New research shows artificial intelligence can spot COVID-19 in a patient’s lungs, similar to facial recognition. According to researchers at Johns Hopkins University, AI can detect the virus in lung ultrasound images.

The discovery brings medical professionals closer than ever to quickly diagnosing COVID and other pulmonary diseases using algorithms. These algorithms sift through a significant amount of ultrasound images to spot signs of diseases.

Illustration of COVID-19 in the lungs

Ongoing Efforts

Researchers began their study in the early days of the pandemic when clinicians needed tools to relieve overwhelmed emergency rooms. Senior author of the study Muyinatu Bell said, “We developed this automated detection tool to help doctors in emergency settings with high caseloads of patients who need to be diagnosed quickly and accurately.”

Bell is also an associate professor at Johns Hopkins University. He said using artificial intelligence to detect certain diseases like COVID-19 holds potential. “Potentially, we want to have wireless devices that patients can use at home to monitor progression of COVID-19, too.” In addition, researchers say there is potential outside of COVID-19.

Like COVID-19, the AI tools show potential for wearables that track diseases like congestive heart failure that could lead to an overload of fluids in a patient’s lungs. This is according to the co-author and assistant professor at Johns Hopkins University Tiffany Fong. Fond said, “What we are doing here with AI tools is the next big frontier for point of care.” She continued, “An ideal use case would be wearable ultrasound patches that monitor fluid buildup and let patients know when they need a medication adjustment or when they need to see a doctor.”

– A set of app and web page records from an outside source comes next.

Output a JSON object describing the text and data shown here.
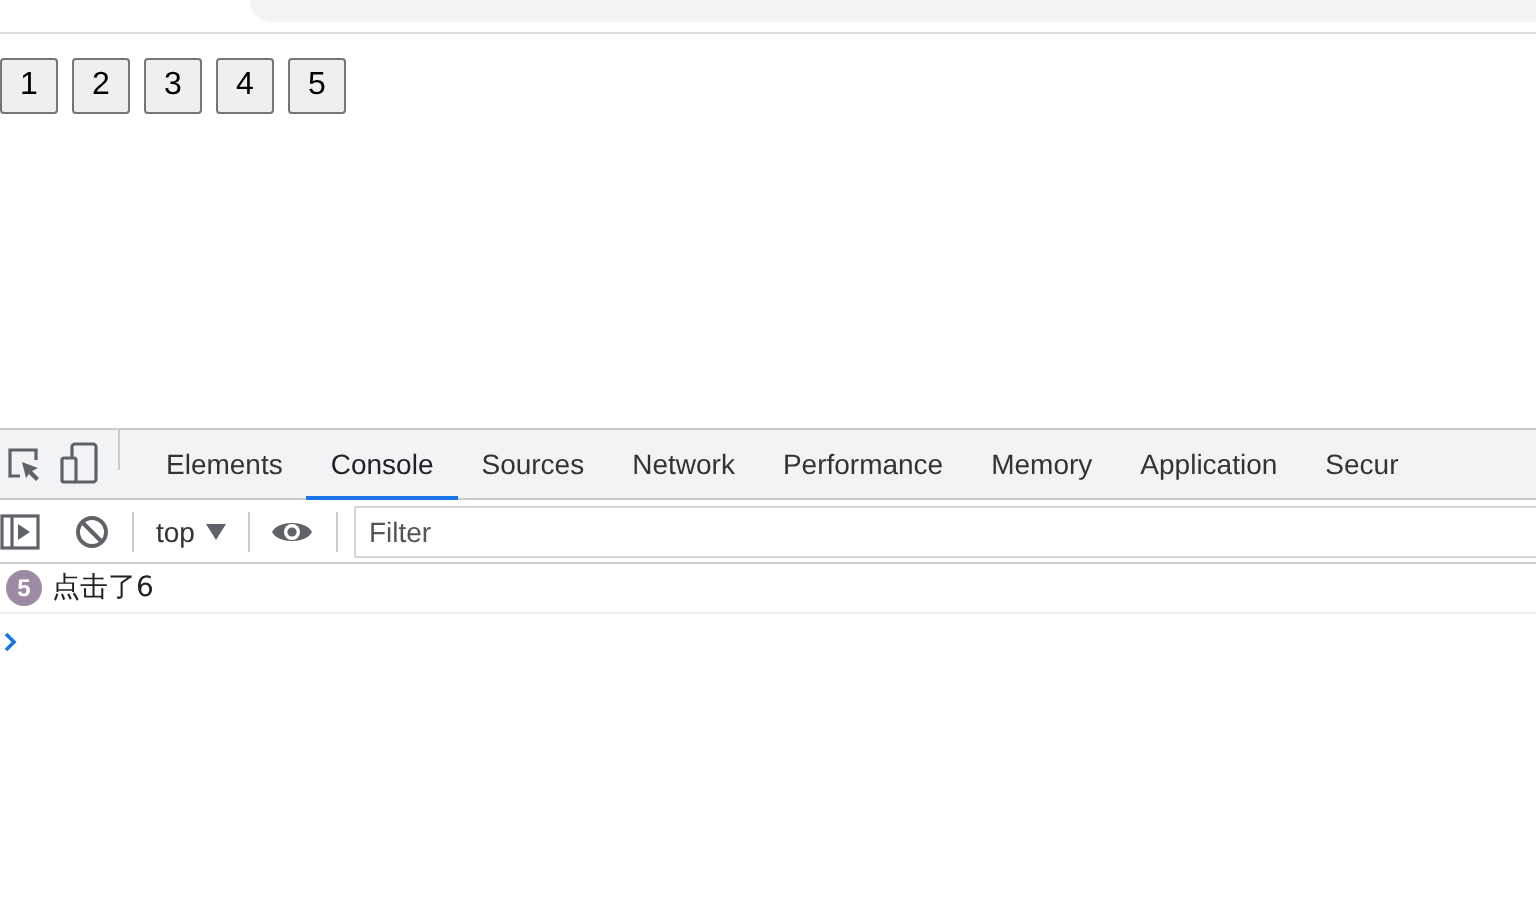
{
  "page": {
    "buttons": [
      "1",
      "2",
      "3",
      "4",
      "5"
    ]
  },
  "devtools": {
    "tabs": [
      {
        "label": "Elements",
        "selected": false
      },
      {
        "label": "Console",
        "selected": true
      },
      {
        "label": "Sources",
        "selected": false
      },
      {
        "label": "Network",
        "selected": false
      },
      {
        "label": "Performance",
        "selected": false
      },
      {
        "label": "Memory",
        "selected": false
      },
      {
        "label": "Application",
        "selected": false
      },
      {
        "label": "Secur",
        "selected": false
      }
    ],
    "console_toolbar": {
      "context": "top",
      "filter": {
        "placeholder": "Filter"
      }
    },
    "messages": [
      {
        "count": "5",
        "text": "点击了6"
      }
    ]
  }
}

AI Analyzing Images

Researchers combine computer-generated images and real ultrasound images from patients and AI analyzes them to spot features known as B-lines. These features appear as bright, vertical abnormalities that indicate inflammation in patients with pulmonary complications.

A doctor checks a patient’s lungs with an ultrasound

“We had to model the physics of ultrasound and acoustic wave propagation well enough in order to get believable simulated images,” Bell said. “Then we had to take it a step further to train our computer models to use these simulated data to reliably interpret real scans from patients with affected lungs.”

AI Then and Now

Researchers struggled to use AI in the early stages of the pandemic. Bell said they lacked enough data and were only beginning to understand how COVID-19 manifests inside a patient’s body. Bell and her team developed software that learns from a mixture of real and simulated data. Then, they distinguish abnormalities in the images to determine if someone contracted COVID. The type of AI software they developed acts like interconnected neurons that allow the brain to recognize patterns and understand speech.

Because of the lack of data in the early stages of the pandemic, the study’s first author Lingyi Zhao said, “Our deep neural networks never reached peak performance.” Zhao said, “Now, we are proving that with computer-generated datasets we still can achieve a high degree of accuracy in evaluating and detecting these COVID-19 features.”